Search the records for the string "JSON" and return each line that has it.

###

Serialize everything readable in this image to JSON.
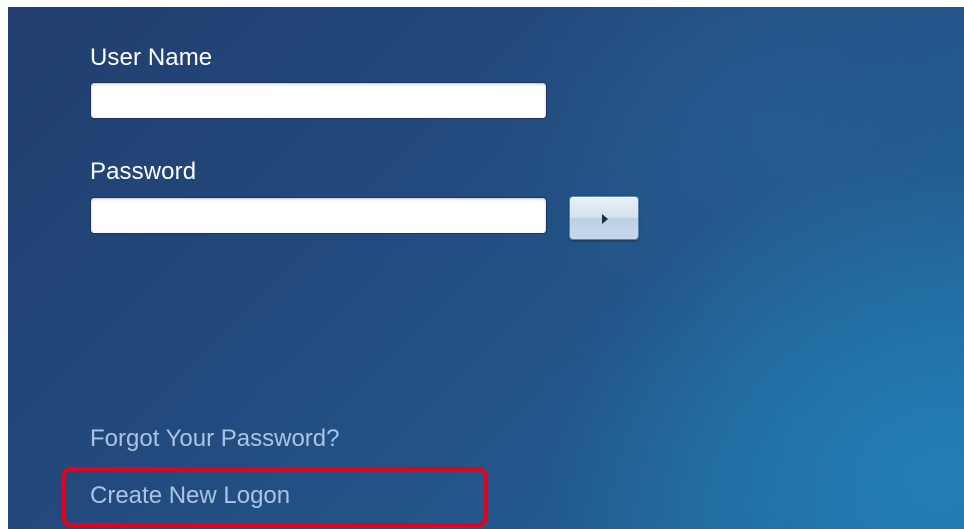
{
  "login": {
    "username_label": "User Name",
    "username_value": "",
    "password_label": "Password",
    "password_value": ""
  },
  "submit": {
    "icon": "arrow-right-icon"
  },
  "links": {
    "forgot_password": "Forgot Your Password?",
    "create_logon": "Create New Logon"
  },
  "colors": {
    "background_dark": "#213e6f",
    "background_light": "#1f6aa0",
    "label_text": "#ffffff",
    "link_text": "#a9c4e4",
    "highlight": "#e8001a"
  }
}
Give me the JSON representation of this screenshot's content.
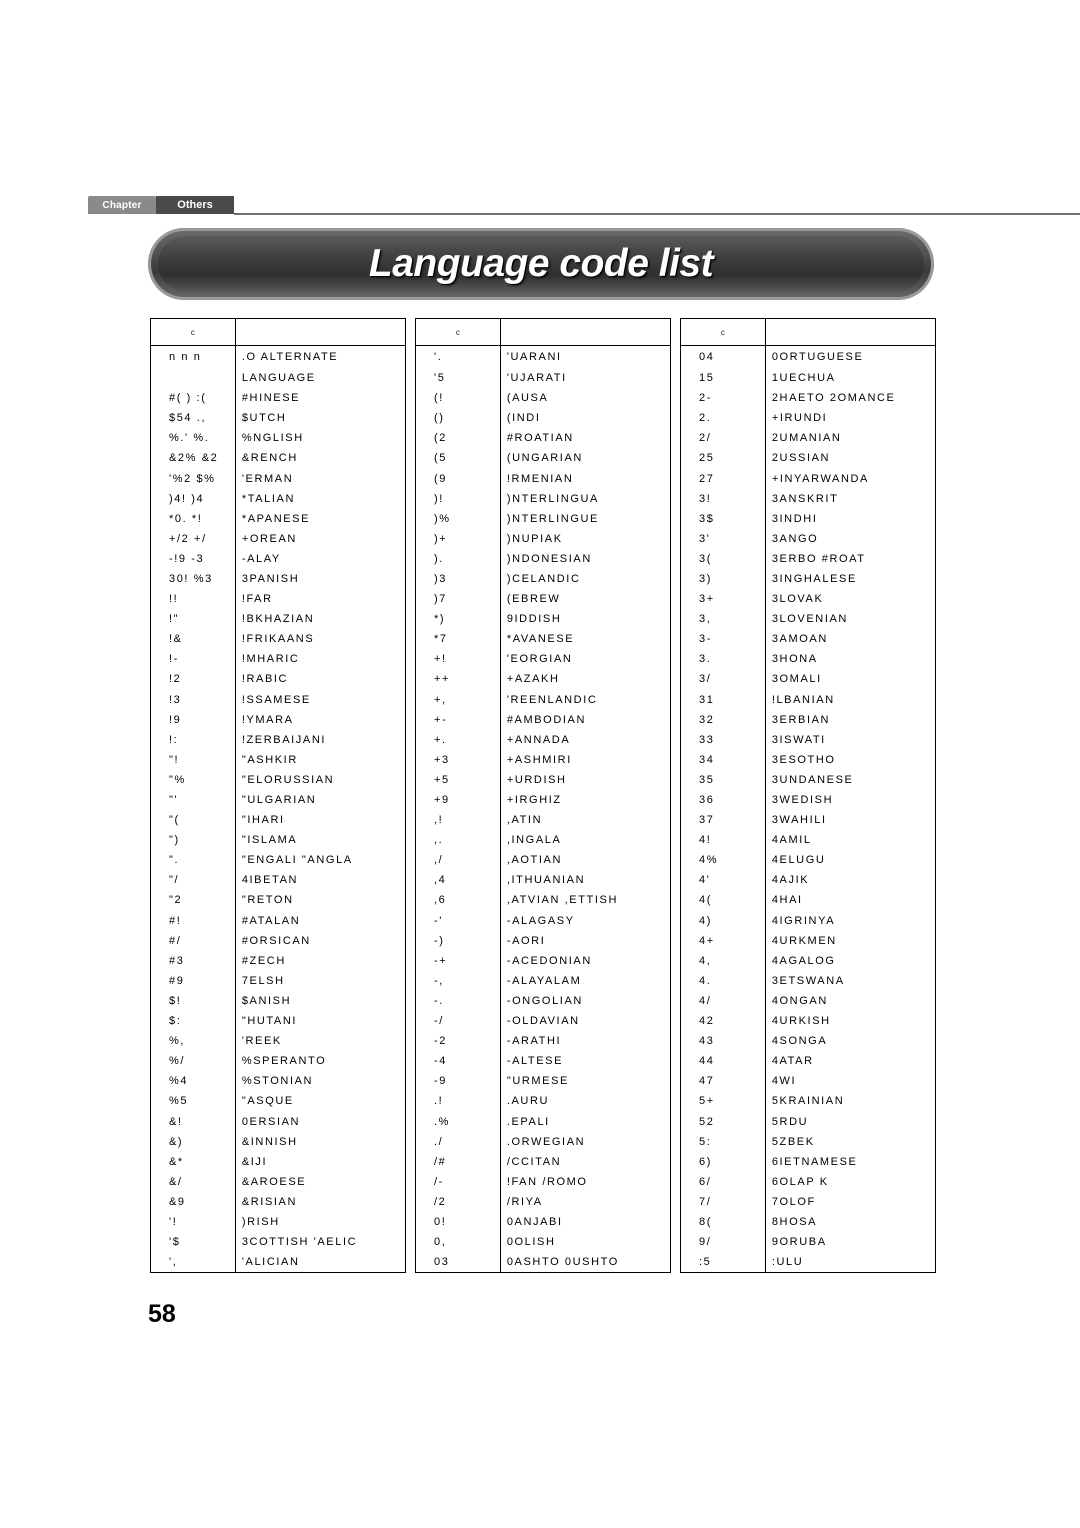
{
  "chapter": {
    "label": "Chapter",
    "name": "Others"
  },
  "title": "Language code list",
  "page_number": "58",
  "tables": [
    {
      "headers": {
        "code": "c",
        "name": ""
      },
      "rows": [
        [
          "n n n",
          ".O ALTERNATE"
        ],
        [
          "",
          "LANGUAGE"
        ],
        [
          "#( ) :(",
          "#HINESE"
        ],
        [
          "$54 .,",
          "$UTCH"
        ],
        [
          "%.' %.",
          "%NGLISH"
        ],
        [
          "&2% &2",
          "&RENCH"
        ],
        [
          "'%2 $%",
          "'ERMAN"
        ],
        [
          ")4! )4",
          "*TALIAN"
        ],
        [
          "*0. *!",
          "*APANESE"
        ],
        [
          "+/2 +/",
          "+OREAN"
        ],
        [
          "-!9 -3",
          "-ALAY"
        ],
        [
          "30! %3",
          "3PANISH"
        ],
        [
          "!!",
          "!FAR"
        ],
        [
          "!\"",
          "!BKHAZIAN"
        ],
        [
          "!&",
          "!FRIKAANS"
        ],
        [
          "!-",
          "!MHARIC"
        ],
        [
          "!2",
          "!RABIC"
        ],
        [
          "!3",
          "!SSAMESE"
        ],
        [
          "!9",
          "!YMARA"
        ],
        [
          "!:",
          "!ZERBAIJANI"
        ],
        [
          "\"!",
          "\"ASHKIR"
        ],
        [
          "\"%",
          "\"ELORUSSIAN"
        ],
        [
          "\"'",
          "\"ULGARIAN"
        ],
        [
          "\"(",
          "\"IHARI"
        ],
        [
          "\")",
          "\"ISLAMA"
        ],
        [
          "\".",
          "\"ENGALI \"ANGLA"
        ],
        [
          "\"/",
          "4IBETAN"
        ],
        [
          "\"2",
          "\"RETON"
        ],
        [
          "#!",
          "#ATALAN"
        ],
        [
          "#/",
          "#ORSICAN"
        ],
        [
          "#3",
          "#ZECH"
        ],
        [
          "#9",
          "7ELSH"
        ],
        [
          "$!",
          "$ANISH"
        ],
        [
          "$:",
          "\"HUTANI"
        ],
        [
          "%,",
          "'REEK"
        ],
        [
          "%/",
          "%SPERANTO"
        ],
        [
          "%4",
          "%STONIAN"
        ],
        [
          "%5",
          "\"ASQUE"
        ],
        [
          "&!",
          "0ERSIAN"
        ],
        [
          "&)",
          "&INNISH"
        ],
        [
          "&*",
          "&IJI"
        ],
        [
          "&/",
          "&AROESE"
        ],
        [
          "&9",
          "&RISIAN"
        ],
        [
          "'!",
          ")RISH"
        ],
        [
          "'$",
          "3COTTISH 'AELIC"
        ],
        [
          "',",
          "'ALICIAN"
        ]
      ]
    },
    {
      "headers": {
        "code": "c",
        "name": ""
      },
      "rows": [
        [
          "'.",
          "'UARANI"
        ],
        [
          "'5",
          "'UJARATI"
        ],
        [
          "(!",
          "(AUSA"
        ],
        [
          "()",
          "(INDI"
        ],
        [
          "(2",
          "#ROATIAN"
        ],
        [
          "(5",
          "(UNGARIAN"
        ],
        [
          "(9",
          "!RMENIAN"
        ],
        [
          ")!",
          ")NTERLINGUA"
        ],
        [
          ")%",
          ")NTERLINGUE"
        ],
        [
          ")+",
          ")NUPIAK"
        ],
        [
          ").",
          ")NDONESIAN"
        ],
        [
          ")3",
          ")CELANDIC"
        ],
        [
          ")7",
          "(EBREW"
        ],
        [
          "*)",
          "9IDDISH"
        ],
        [
          "*7",
          "*AVANESE"
        ],
        [
          "+!",
          "'EORGIAN"
        ],
        [
          "++",
          "+AZAKH"
        ],
        [
          "+,",
          "'REENLANDIC"
        ],
        [
          "+-",
          "#AMBODIAN"
        ],
        [
          "+.",
          "+ANNADA"
        ],
        [
          "+3",
          "+ASHMIRI"
        ],
        [
          "+5",
          "+URDISH"
        ],
        [
          "+9",
          "+IRGHIZ"
        ],
        [
          ",!",
          ",ATIN"
        ],
        [
          ",.",
          ",INGALA"
        ],
        [
          ",/",
          ",AOTIAN"
        ],
        [
          ",4",
          ",ITHUANIAN"
        ],
        [
          ",6",
          ",ATVIAN ,ETTISH"
        ],
        [
          "-'",
          "-ALAGASY"
        ],
        [
          "-)",
          "-AORI"
        ],
        [
          "-+",
          "-ACEDONIAN"
        ],
        [
          "-,",
          "-ALAYALAM"
        ],
        [
          "-.",
          "-ONGOLIAN"
        ],
        [
          "-/",
          "-OLDAVIAN"
        ],
        [
          "-2",
          "-ARATHI"
        ],
        [
          "-4",
          "-ALTESE"
        ],
        [
          "-9",
          "\"URMESE"
        ],
        [
          ".!",
          ".AURU"
        ],
        [
          ".%",
          ".EPALI"
        ],
        [
          "./",
          ".ORWEGIAN"
        ],
        [
          "/#",
          "/CCITAN"
        ],
        [
          "/-",
          "!FAN /ROMO"
        ],
        [
          "/2",
          "/RIYA"
        ],
        [
          "0!",
          "0ANJABI"
        ],
        [
          "0,",
          "0OLISH"
        ],
        [
          "03",
          "0ASHTO 0USHTO"
        ]
      ]
    },
    {
      "headers": {
        "code": "c",
        "name": ""
      },
      "rows": [
        [
          "04",
          "0ORTUGUESE"
        ],
        [
          "15",
          "1UECHUA"
        ],
        [
          "2-",
          "2HAETO 2OMANCE"
        ],
        [
          "2.",
          "+IRUNDI"
        ],
        [
          "2/",
          "2UMANIAN"
        ],
        [
          "25",
          "2USSIAN"
        ],
        [
          "27",
          "+INYARWANDA"
        ],
        [
          "3!",
          "3ANSKRIT"
        ],
        [
          "3$",
          "3INDHI"
        ],
        [
          "3'",
          "3ANGO"
        ],
        [
          "3(",
          "3ERBO #ROAT"
        ],
        [
          "3)",
          "3INGHALESE"
        ],
        [
          "3+",
          "3LOVAK"
        ],
        [
          "3,",
          "3LOVENIAN"
        ],
        [
          "3-",
          "3AMOAN"
        ],
        [
          "3.",
          "3HONA"
        ],
        [
          "3/",
          "3OMALI"
        ],
        [
          "31",
          "!LBANIAN"
        ],
        [
          "32",
          "3ERBIAN"
        ],
        [
          "33",
          "3ISWATI"
        ],
        [
          "34",
          "3ESOTHO"
        ],
        [
          "35",
          "3UNDANESE"
        ],
        [
          "36",
          "3WEDISH"
        ],
        [
          "37",
          "3WAHILI"
        ],
        [
          "4!",
          "4AMIL"
        ],
        [
          "4%",
          "4ELUGU"
        ],
        [
          "4'",
          "4AJIK"
        ],
        [
          "4(",
          "4HAI"
        ],
        [
          "4)",
          "4IGRINYA"
        ],
        [
          "4+",
          "4URKMEN"
        ],
        [
          "4,",
          "4AGALOG"
        ],
        [
          "4.",
          "3ETSWANA"
        ],
        [
          "4/",
          "4ONGAN"
        ],
        [
          "42",
          "4URKISH"
        ],
        [
          "43",
          "4SONGA"
        ],
        [
          "44",
          "4ATAR"
        ],
        [
          "47",
          "4WI"
        ],
        [
          "5+",
          "5KRAINIAN"
        ],
        [
          "52",
          "5RDU"
        ],
        [
          "5:",
          "5ZBEK"
        ],
        [
          "6)",
          "6IETNAMESE"
        ],
        [
          "6/",
          "6OLAP K"
        ],
        [
          "7/",
          "7OLOF"
        ],
        [
          "8(",
          "8HOSA"
        ],
        [
          "9/",
          "9ORUBA"
        ],
        [
          ":5",
          ":ULU"
        ]
      ]
    }
  ]
}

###

• **Answer to the exercise**:
Serialize everything readable in this image to JSON.
Give me the JSON representation of this screenshot's content.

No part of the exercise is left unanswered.